The heart rate profile during exercise and recovery could serve as a predictor of sudden death in patients without known heart disease.


From 1967 to 1972, 5,713 42-to-53-year-old men having no heart disease symptoms were examined. The patients' heart rates at rest, the increase in the rate at rest to that at the peak exercise level, and the decrease in the rate from the peak exercise level to that one minute after the termination of exercise were measured. Patients also received baseline electrocardiographic and physical examinations, had blood work performed, and answered questionnaires concerning medical history, level of physical activity, use of tobacco, presence of diabetes, and parental history of sudden death or myocardial infarction.

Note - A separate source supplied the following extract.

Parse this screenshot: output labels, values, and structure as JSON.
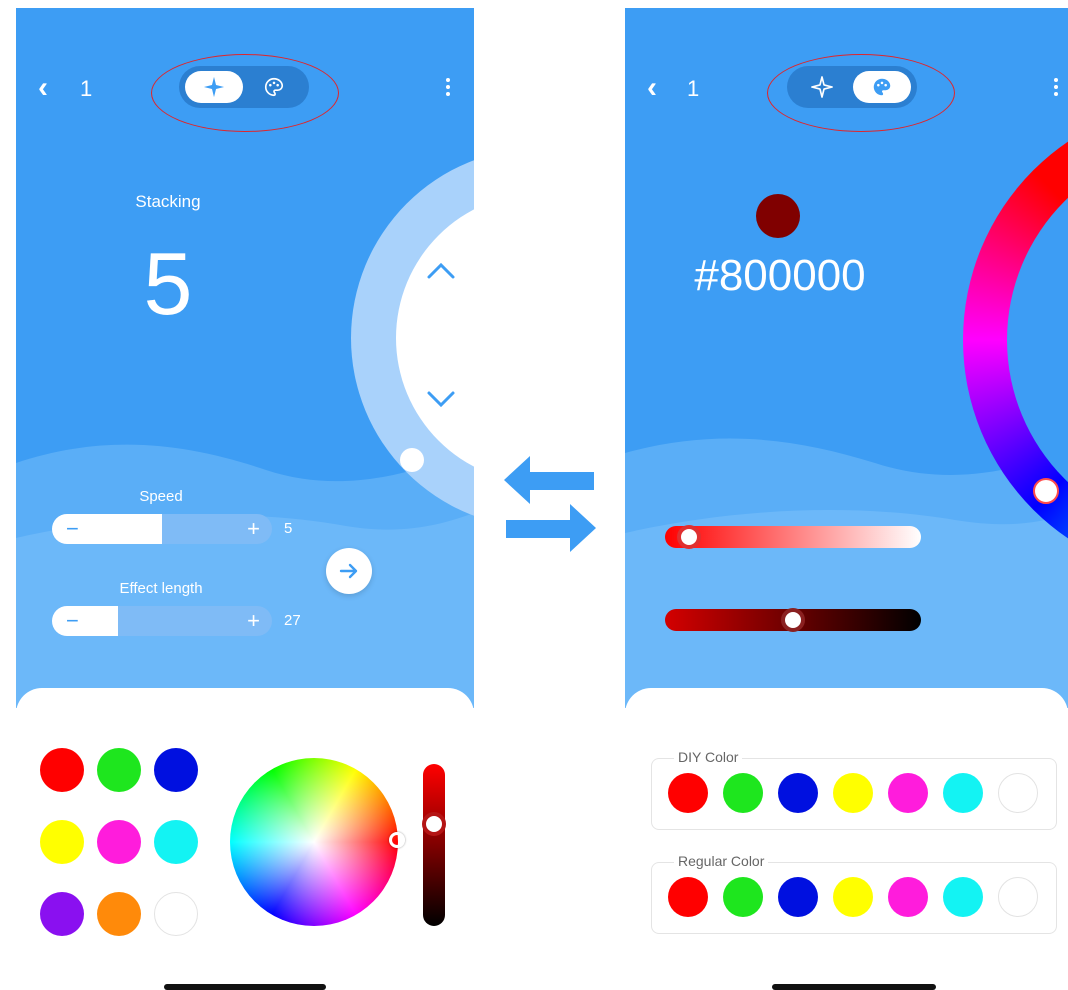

Patients who had systolic blood pressures higher than 180 mmHg or abnormal heart rates or rhythms at rest were excluded from the study.


Bicycle exercise tests consisting of three successive workloads were conducted and the patient's cardiac rhythm continuously monitored. The heart rate was measured at rest, every two minutes during exercise at peak performance, and every minute for 10 minutes after exercise ended. If the patient suffered fatigue, leg cramps, or chest pain, if the systolic blood pressure exceeded 250 mmHg or the heart rate 180 beats per minute, or if either ventricular tachycardia or ischemic electrocardiographic changes occurred, the test was terminated.


In the 23 years during which patients were followed, 1,516 deaths occurred, including 400 attributable to cardiac causes (7% of study subjects), of which 81 were sudden deaths and 129 were nonsudden deaths from myocardial infarction (MI). The mean interval between the initial clinical examination and sudden death was 11.7 years, and in nonsudden death, 16.8 years.


It was found that among patients who had a resting heart rate of more than 75 beats per minute, an increase in heart rate during exercise of less than 89 beats per minute, or a decrease in heart rate of less than 25 beats per minute after the termination of exercise, there was a greater risk of sudden death from MI.


The finding may prove useful to clinicians performing physical examinations of physically active patients, who might be asked whether they know their peak exercise and recovery heart rates and the intervals to recovery--if a patient falls into one of the categories cited above, heart disease may be suspected. Further, health care practitioners should educate all physically active patients in the monitoring of resting, peak exercise, and recovery heart rates.-PWF


Jouven X, et al. N Eng J Med 2005; 352(19):1951-8.